In the entries below, find every line with "this" and copy it.

PROVIDED MATERIAL ->
---*---

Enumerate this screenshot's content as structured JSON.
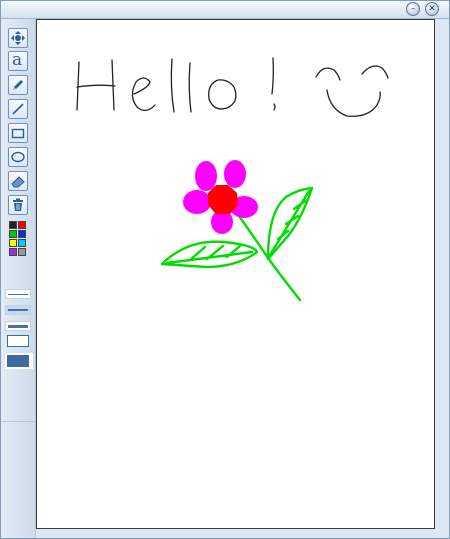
{
  "window": {
    "title": "",
    "controls": {
      "minimize_icon": "minimize-icon",
      "close_icon": "close-icon"
    }
  },
  "toolbar": {
    "tools": [
      "move-tool",
      "text-tool",
      "pencil-tool",
      "line-tool",
      "rectangle-tool",
      "ellipse-tool",
      "eraser-tool",
      "trash-tool"
    ],
    "text_tool_glyph": "a",
    "palette": [
      "#222222",
      "#ff0000",
      "#00cc00",
      "#0033cc",
      "#ffff00",
      "#00ccff",
      "#9933cc",
      "#999999"
    ],
    "line_widths": [
      1,
      2,
      3
    ],
    "fill_modes": [
      "outline",
      "filled"
    ]
  },
  "canvas": {
    "drawing_colors": {
      "text_stroke": "#222222",
      "petals": "#ff00ff",
      "flower_center": "#ff0000",
      "stem_leaves": "#00dd00"
    }
  }
}
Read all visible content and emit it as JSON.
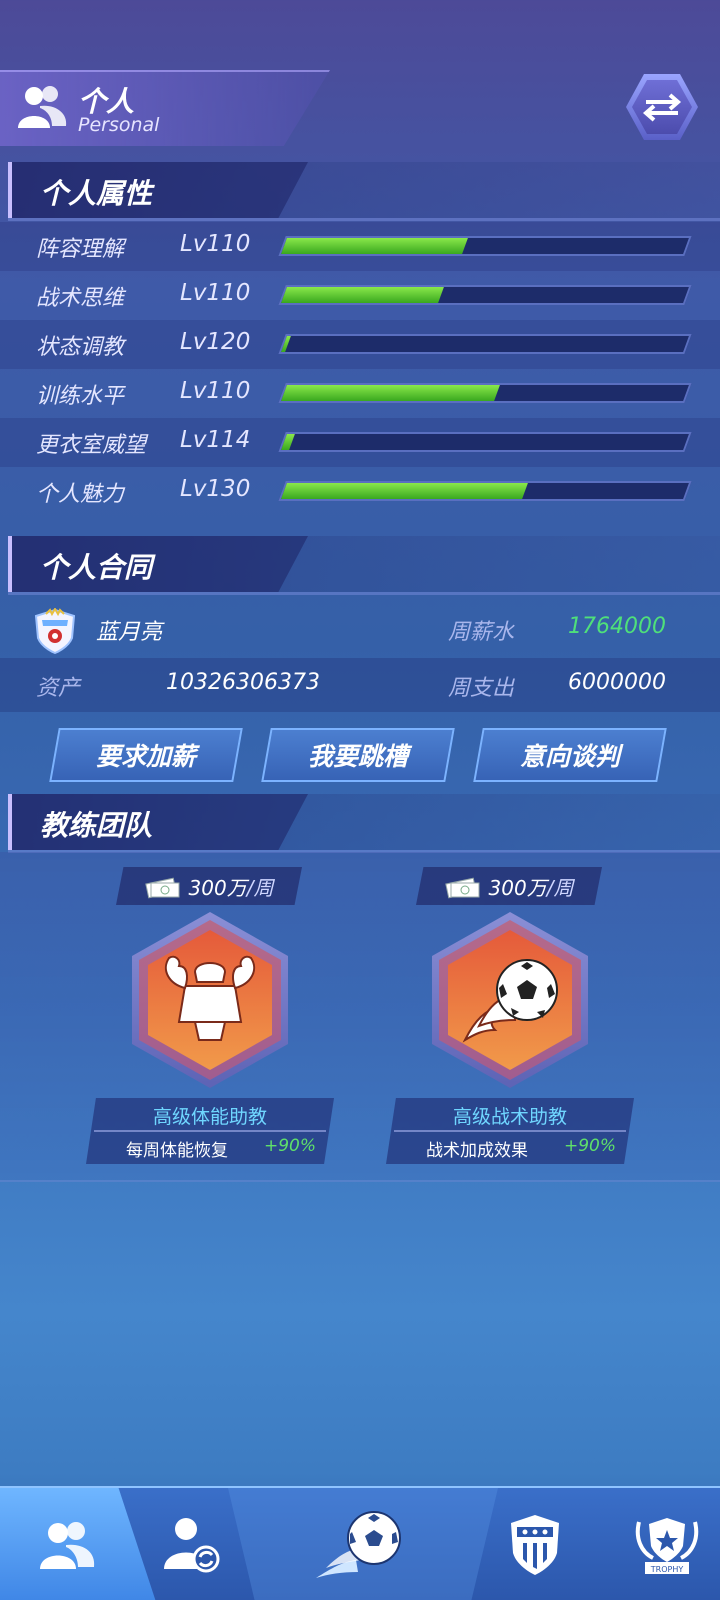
{
  "header": {
    "title": "个人",
    "subtitle": "Personal",
    "icon": "people-icon",
    "switch_icon": "swap-arrows-icon"
  },
  "attributes": {
    "section_title": "个人属性",
    "items": [
      {
        "name": "阵容理解",
        "level": "Lv110",
        "progress": 0.45
      },
      {
        "name": "战术思维",
        "level": "Lv110",
        "progress": 0.39
      },
      {
        "name": "状态调教",
        "level": "Lv120",
        "progress": 0.01
      },
      {
        "name": "训练水平",
        "level": "Lv110",
        "progress": 0.53
      },
      {
        "name": "更衣室威望",
        "level": "Lv114",
        "progress": 0.02
      },
      {
        "name": "个人魅力",
        "level": "Lv130",
        "progress": 0.6
      }
    ]
  },
  "contract": {
    "section_title": "个人合同",
    "club_name": "蓝月亮",
    "weekly_salary_label": "周薪水",
    "weekly_salary_value": "1764000",
    "assets_label": "资产",
    "assets_value": "10326306373",
    "weekly_expense_label": "周支出",
    "weekly_expense_value": "6000000",
    "buttons": [
      "要求加薪",
      "我要跳槽",
      "意向谈判"
    ]
  },
  "coaches": {
    "section_title": "教练团队",
    "items": [
      {
        "price": "300万",
        "unit": "/周",
        "name": "高级体能助教",
        "effect": "每周体能恢复",
        "value": "+90%",
        "icon": "muscle-icon"
      },
      {
        "price": "300万",
        "unit": "/周",
        "name": "高级战术助教",
        "effect": "战术加成效果",
        "value": "+90%",
        "icon": "fire-ball-icon"
      }
    ]
  },
  "nav": {
    "items": [
      "people-icon",
      "player-swap-icon",
      "football-icon",
      "club-shield-icon",
      "trophy-icon"
    ],
    "active": 0,
    "trophy_text": "TROPHY"
  },
  "colors": {
    "progress_fill": "#5fd03a",
    "salary_green": "#4fe07a",
    "coach_name_cyan": "#6fd6ff"
  }
}
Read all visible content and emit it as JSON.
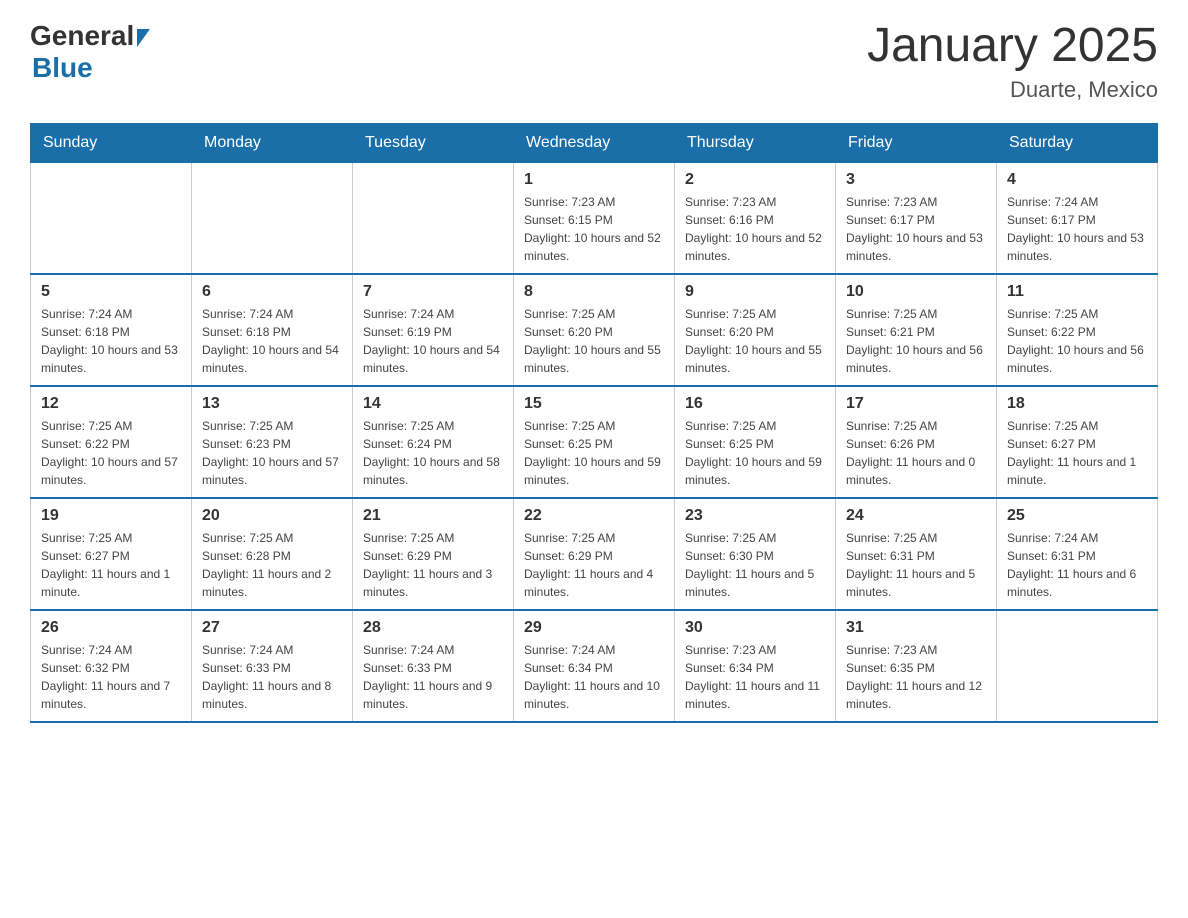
{
  "logo": {
    "general": "General",
    "blue": "Blue"
  },
  "title": "January 2025",
  "location": "Duarte, Mexico",
  "days_of_week": [
    "Sunday",
    "Monday",
    "Tuesday",
    "Wednesday",
    "Thursday",
    "Friday",
    "Saturday"
  ],
  "weeks": [
    [
      {
        "day": "",
        "info": ""
      },
      {
        "day": "",
        "info": ""
      },
      {
        "day": "",
        "info": ""
      },
      {
        "day": "1",
        "info": "Sunrise: 7:23 AM\nSunset: 6:15 PM\nDaylight: 10 hours and 52 minutes."
      },
      {
        "day": "2",
        "info": "Sunrise: 7:23 AM\nSunset: 6:16 PM\nDaylight: 10 hours and 52 minutes."
      },
      {
        "day": "3",
        "info": "Sunrise: 7:23 AM\nSunset: 6:17 PM\nDaylight: 10 hours and 53 minutes."
      },
      {
        "day": "4",
        "info": "Sunrise: 7:24 AM\nSunset: 6:17 PM\nDaylight: 10 hours and 53 minutes."
      }
    ],
    [
      {
        "day": "5",
        "info": "Sunrise: 7:24 AM\nSunset: 6:18 PM\nDaylight: 10 hours and 53 minutes."
      },
      {
        "day": "6",
        "info": "Sunrise: 7:24 AM\nSunset: 6:18 PM\nDaylight: 10 hours and 54 minutes."
      },
      {
        "day": "7",
        "info": "Sunrise: 7:24 AM\nSunset: 6:19 PM\nDaylight: 10 hours and 54 minutes."
      },
      {
        "day": "8",
        "info": "Sunrise: 7:25 AM\nSunset: 6:20 PM\nDaylight: 10 hours and 55 minutes."
      },
      {
        "day": "9",
        "info": "Sunrise: 7:25 AM\nSunset: 6:20 PM\nDaylight: 10 hours and 55 minutes."
      },
      {
        "day": "10",
        "info": "Sunrise: 7:25 AM\nSunset: 6:21 PM\nDaylight: 10 hours and 56 minutes."
      },
      {
        "day": "11",
        "info": "Sunrise: 7:25 AM\nSunset: 6:22 PM\nDaylight: 10 hours and 56 minutes."
      }
    ],
    [
      {
        "day": "12",
        "info": "Sunrise: 7:25 AM\nSunset: 6:22 PM\nDaylight: 10 hours and 57 minutes."
      },
      {
        "day": "13",
        "info": "Sunrise: 7:25 AM\nSunset: 6:23 PM\nDaylight: 10 hours and 57 minutes."
      },
      {
        "day": "14",
        "info": "Sunrise: 7:25 AM\nSunset: 6:24 PM\nDaylight: 10 hours and 58 minutes."
      },
      {
        "day": "15",
        "info": "Sunrise: 7:25 AM\nSunset: 6:25 PM\nDaylight: 10 hours and 59 minutes."
      },
      {
        "day": "16",
        "info": "Sunrise: 7:25 AM\nSunset: 6:25 PM\nDaylight: 10 hours and 59 minutes."
      },
      {
        "day": "17",
        "info": "Sunrise: 7:25 AM\nSunset: 6:26 PM\nDaylight: 11 hours and 0 minutes."
      },
      {
        "day": "18",
        "info": "Sunrise: 7:25 AM\nSunset: 6:27 PM\nDaylight: 11 hours and 1 minute."
      }
    ],
    [
      {
        "day": "19",
        "info": "Sunrise: 7:25 AM\nSunset: 6:27 PM\nDaylight: 11 hours and 1 minute."
      },
      {
        "day": "20",
        "info": "Sunrise: 7:25 AM\nSunset: 6:28 PM\nDaylight: 11 hours and 2 minutes."
      },
      {
        "day": "21",
        "info": "Sunrise: 7:25 AM\nSunset: 6:29 PM\nDaylight: 11 hours and 3 minutes."
      },
      {
        "day": "22",
        "info": "Sunrise: 7:25 AM\nSunset: 6:29 PM\nDaylight: 11 hours and 4 minutes."
      },
      {
        "day": "23",
        "info": "Sunrise: 7:25 AM\nSunset: 6:30 PM\nDaylight: 11 hours and 5 minutes."
      },
      {
        "day": "24",
        "info": "Sunrise: 7:25 AM\nSunset: 6:31 PM\nDaylight: 11 hours and 5 minutes."
      },
      {
        "day": "25",
        "info": "Sunrise: 7:24 AM\nSunset: 6:31 PM\nDaylight: 11 hours and 6 minutes."
      }
    ],
    [
      {
        "day": "26",
        "info": "Sunrise: 7:24 AM\nSunset: 6:32 PM\nDaylight: 11 hours and 7 minutes."
      },
      {
        "day": "27",
        "info": "Sunrise: 7:24 AM\nSunset: 6:33 PM\nDaylight: 11 hours and 8 minutes."
      },
      {
        "day": "28",
        "info": "Sunrise: 7:24 AM\nSunset: 6:33 PM\nDaylight: 11 hours and 9 minutes."
      },
      {
        "day": "29",
        "info": "Sunrise: 7:24 AM\nSunset: 6:34 PM\nDaylight: 11 hours and 10 minutes."
      },
      {
        "day": "30",
        "info": "Sunrise: 7:23 AM\nSunset: 6:34 PM\nDaylight: 11 hours and 11 minutes."
      },
      {
        "day": "31",
        "info": "Sunrise: 7:23 AM\nSunset: 6:35 PM\nDaylight: 11 hours and 12 minutes."
      },
      {
        "day": "",
        "info": ""
      }
    ]
  ]
}
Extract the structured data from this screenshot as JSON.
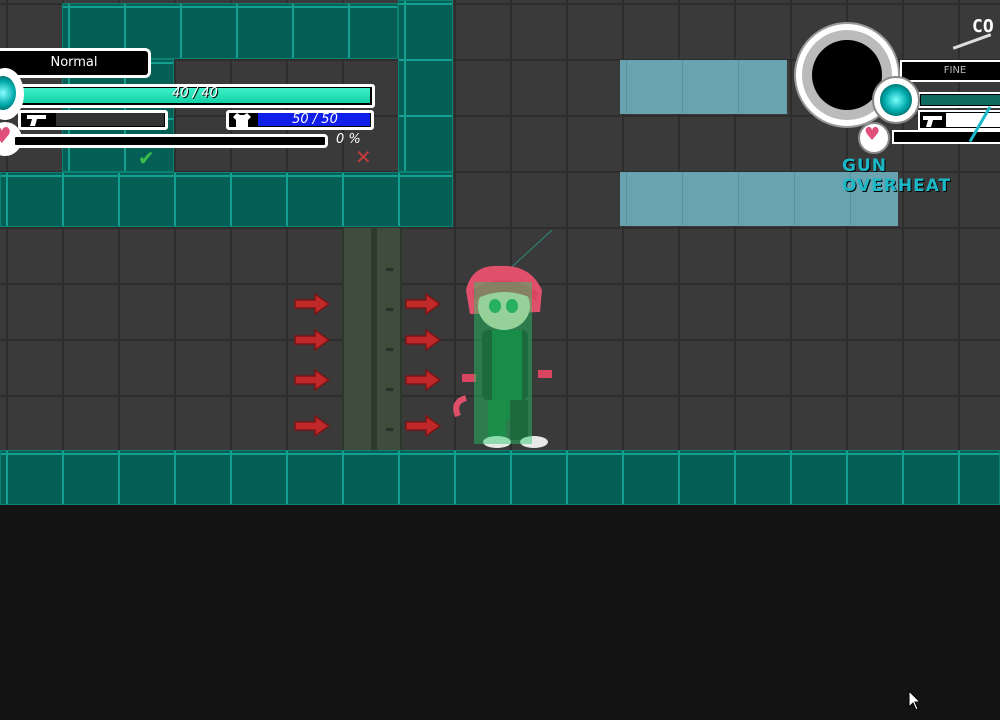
{
  "player_hud": {
    "mode_label": "Normal",
    "hp_text": "40 / 40",
    "hp_fraction": 1.0,
    "armor_text": "50 / 50",
    "armor_fraction": 1.0,
    "lust_percent_text": "0 %",
    "lust_fraction": 0.0,
    "weapon_icon": "pistol-icon",
    "armor_icon": "shirt-icon",
    "heart_icon": "heart-icon",
    "confirm_icon": "checkmark-icon",
    "cancel_icon": "cross-icon"
  },
  "enemy_hud": {
    "title_fragment": "CO",
    "status_text": "FINE",
    "warning_text": "GUN OVERHEAT",
    "weapon_icon": "pistol-icon",
    "heart_icon": "heart-icon"
  },
  "colors": {
    "tile_teal": "#065f55",
    "tile_edge": "#13a091",
    "hp_green": "#3ff0c8",
    "armor_blue": "#1020e8",
    "heart_pink": "#e0507a",
    "arrow_red": "#c0282a",
    "overheat_cyan": "#1bb8c8",
    "ghost_block": "#6aa3b0"
  }
}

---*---

EXERCISE ANSWER ->
Enumerate this screenshot's content as structured JSON.
Extract the structured data from this screenshot as JSON.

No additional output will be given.